Yes. Several large and small banks offer online applications for savings accounts, and there are also online-only financial institutions to consider.

Online-only savings accounts are often less expensive than other savings accounts, though they may not offer the same flexibility, features, or face-to-face service as more traditional savings accounts.

How to open a savings account for my child?

Some banks and financial institutions allow parents to open a bank account for their child as soon as it is born, and start depositing funds to go towards the child’s future.

Children’s savings accounts generally don’t have fees, and are structured to help develop positive financial habits by limiting withdrawals, encouraging regular deposits, and earning interest on the savings, similarly to standard savings accounts.

How does interest work on savings accounts?

The type of interest savings accounts accrues is called compound interest. Compound interest is interest paid on the initial deposit amount, as well as the accumulated interest on money you have. This is different from simple interest where interest is paid at the end of a specified term. Compound interest allows you to earn interest on interest at a higher frequency. 

Example: John deposits $10,000 into a savings account with an interest rate of 5 per cent that he leaves untouched for 10 years. At the end of the first year he will have $10,512 in savings. After ten years, he will have saved $16,470.

What is the interest rate on savings accounts?

As banks frequently change their rates, the most accurate way to look at interest rates on savings accounts is to use a savings accounts comparison tool. When you look at the savings rate check what the maximum and minimum rates are. Often banks will offer you a promotional rate for the first few months which is competitive, but then revert back to a base rate which can sometimes be less than inflation. Ongoing bonus rates are often a safer bet as they will keep rewarding you with the maximum rate, provided you meet their criteria

Can you have a joint savings account?

Yes. Joint savings accounts can be useful for two or more people wanting to combine their savings to meet shared financial goals, including spouses, flatmates and business partners.

Some joint savings accounts require all parties to sign before they can access the money. While less convenient, this extra security can help encourage all parties to meet their shared financial goals.

Other joint savings accounts allow any of the account holders to access the money. These accounts can be convenient for financially responsible couples that trust one another implicitly. 

Who has the highest interest rates for savings accounts?

As banks frequently change their rates, the most accurate way to know who currently has the highest interest rate is to use a savings account comparison tool.

How do I open a savings account?

Opening a savings account is a relatively simple process.
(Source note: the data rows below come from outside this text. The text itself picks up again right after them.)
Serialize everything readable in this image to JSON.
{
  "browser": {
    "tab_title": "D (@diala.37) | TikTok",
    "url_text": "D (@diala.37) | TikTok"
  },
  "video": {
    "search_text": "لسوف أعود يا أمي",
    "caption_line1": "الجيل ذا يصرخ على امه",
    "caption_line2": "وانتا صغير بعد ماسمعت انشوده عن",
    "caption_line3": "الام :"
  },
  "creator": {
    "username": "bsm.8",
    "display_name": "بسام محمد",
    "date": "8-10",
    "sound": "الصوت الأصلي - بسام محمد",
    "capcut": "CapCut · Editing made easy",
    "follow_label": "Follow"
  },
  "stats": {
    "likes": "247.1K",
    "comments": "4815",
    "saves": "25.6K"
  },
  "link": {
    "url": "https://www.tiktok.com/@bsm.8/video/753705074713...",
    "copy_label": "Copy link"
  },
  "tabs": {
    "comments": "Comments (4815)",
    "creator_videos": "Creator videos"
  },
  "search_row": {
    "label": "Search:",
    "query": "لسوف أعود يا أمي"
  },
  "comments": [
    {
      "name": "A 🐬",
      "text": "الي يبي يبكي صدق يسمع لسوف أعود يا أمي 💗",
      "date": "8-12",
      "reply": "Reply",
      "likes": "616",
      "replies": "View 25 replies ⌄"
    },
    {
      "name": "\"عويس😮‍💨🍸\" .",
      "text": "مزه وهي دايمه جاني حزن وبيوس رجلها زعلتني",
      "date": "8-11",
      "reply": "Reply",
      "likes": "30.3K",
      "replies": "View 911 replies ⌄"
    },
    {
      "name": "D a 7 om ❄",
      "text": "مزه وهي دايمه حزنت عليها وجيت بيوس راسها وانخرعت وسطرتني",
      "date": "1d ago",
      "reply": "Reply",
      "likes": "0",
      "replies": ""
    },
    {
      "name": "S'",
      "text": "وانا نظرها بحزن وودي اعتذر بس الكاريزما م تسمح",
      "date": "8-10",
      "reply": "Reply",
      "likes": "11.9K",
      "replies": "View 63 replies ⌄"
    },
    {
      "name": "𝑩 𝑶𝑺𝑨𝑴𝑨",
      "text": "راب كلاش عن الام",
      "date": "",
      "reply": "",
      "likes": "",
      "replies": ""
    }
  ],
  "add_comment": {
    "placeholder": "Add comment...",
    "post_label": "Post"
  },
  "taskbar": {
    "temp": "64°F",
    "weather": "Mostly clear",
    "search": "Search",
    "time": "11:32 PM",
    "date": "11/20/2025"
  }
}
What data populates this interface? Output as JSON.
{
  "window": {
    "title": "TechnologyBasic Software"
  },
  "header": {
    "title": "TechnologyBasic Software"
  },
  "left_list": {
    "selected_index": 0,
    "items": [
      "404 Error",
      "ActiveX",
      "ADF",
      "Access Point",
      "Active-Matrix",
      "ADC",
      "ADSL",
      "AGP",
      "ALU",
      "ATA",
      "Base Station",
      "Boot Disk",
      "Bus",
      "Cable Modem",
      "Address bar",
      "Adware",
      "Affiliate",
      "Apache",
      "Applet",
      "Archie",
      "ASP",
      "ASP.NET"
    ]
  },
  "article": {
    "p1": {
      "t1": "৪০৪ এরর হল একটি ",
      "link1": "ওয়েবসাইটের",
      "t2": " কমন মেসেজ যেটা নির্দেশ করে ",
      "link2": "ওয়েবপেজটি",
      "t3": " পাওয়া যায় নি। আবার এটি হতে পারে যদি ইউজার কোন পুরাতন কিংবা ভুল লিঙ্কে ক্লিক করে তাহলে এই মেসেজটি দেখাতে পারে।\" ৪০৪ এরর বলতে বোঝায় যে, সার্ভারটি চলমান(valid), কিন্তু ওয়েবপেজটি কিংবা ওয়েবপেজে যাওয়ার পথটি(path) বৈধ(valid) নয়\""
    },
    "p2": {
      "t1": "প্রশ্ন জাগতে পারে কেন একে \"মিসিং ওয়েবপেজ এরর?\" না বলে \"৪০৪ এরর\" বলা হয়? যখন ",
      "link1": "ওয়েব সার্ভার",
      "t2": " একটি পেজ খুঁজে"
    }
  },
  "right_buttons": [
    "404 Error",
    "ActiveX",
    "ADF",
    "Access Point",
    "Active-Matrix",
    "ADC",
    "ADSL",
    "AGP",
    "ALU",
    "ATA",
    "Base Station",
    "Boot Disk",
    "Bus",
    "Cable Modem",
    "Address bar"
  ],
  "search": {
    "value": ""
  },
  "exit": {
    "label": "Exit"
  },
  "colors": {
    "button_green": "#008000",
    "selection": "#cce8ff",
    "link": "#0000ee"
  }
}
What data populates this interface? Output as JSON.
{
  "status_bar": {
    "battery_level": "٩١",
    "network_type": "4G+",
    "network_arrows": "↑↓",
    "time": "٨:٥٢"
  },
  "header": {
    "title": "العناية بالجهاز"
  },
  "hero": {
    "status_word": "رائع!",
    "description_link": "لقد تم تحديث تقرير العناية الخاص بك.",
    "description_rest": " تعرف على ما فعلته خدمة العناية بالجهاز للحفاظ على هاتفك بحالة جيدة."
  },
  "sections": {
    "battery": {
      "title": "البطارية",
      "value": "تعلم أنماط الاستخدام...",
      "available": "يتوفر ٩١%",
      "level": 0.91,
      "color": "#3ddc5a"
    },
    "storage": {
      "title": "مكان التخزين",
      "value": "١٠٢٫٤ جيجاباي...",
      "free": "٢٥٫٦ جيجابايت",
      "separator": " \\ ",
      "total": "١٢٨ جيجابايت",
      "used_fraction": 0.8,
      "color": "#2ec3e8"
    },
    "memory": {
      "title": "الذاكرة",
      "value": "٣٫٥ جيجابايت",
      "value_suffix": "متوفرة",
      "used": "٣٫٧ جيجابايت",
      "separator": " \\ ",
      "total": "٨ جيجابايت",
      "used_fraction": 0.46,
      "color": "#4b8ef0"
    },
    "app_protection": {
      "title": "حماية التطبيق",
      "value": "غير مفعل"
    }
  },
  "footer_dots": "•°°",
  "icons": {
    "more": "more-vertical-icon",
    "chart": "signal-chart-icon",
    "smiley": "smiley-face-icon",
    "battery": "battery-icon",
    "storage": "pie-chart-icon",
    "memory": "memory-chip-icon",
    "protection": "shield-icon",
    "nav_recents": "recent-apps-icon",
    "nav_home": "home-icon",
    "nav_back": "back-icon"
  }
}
If you’ve found an account with a suitable interest rate, you’ll just need to get in contact with your chosen lender via a branch, phone call or hop online to begin the process. 

You may be required to provide:

  • Personal details, including identification (driver’s license, passport etc.)
  • Tax file number
  • Employment details

Can I overdraft my savings account?

A lot of savings accounts won’t let you overdraw. Some will allow this feature but you’ll need to apply first. It’s best to read the fine print and check with your lender whether this is a feature they offer. It can be a helpful addition, but as your lender can charge you a fee as well as interest for going into negative numbers, it’s best to avoid overdrafting when possible.

What is a good interest rate for a savings account?

A good rule of thumb to keep in mind with savings accounts is to look for a rate that is higher than the CPI inflation rate. This number is constantly changing, so check the Reserve Bank of Australia’s page. If you aren’t earning interest above this then the value of your money will go backwards over time.

Can you direct deposit to a savings account?

Yes. You can make one off payments or set up regular direct deposits into a savings account. This can be organised easily through online banking or by making deposits in a branch. Talk to your lender to find out the easiest way for you to set up direct deposits.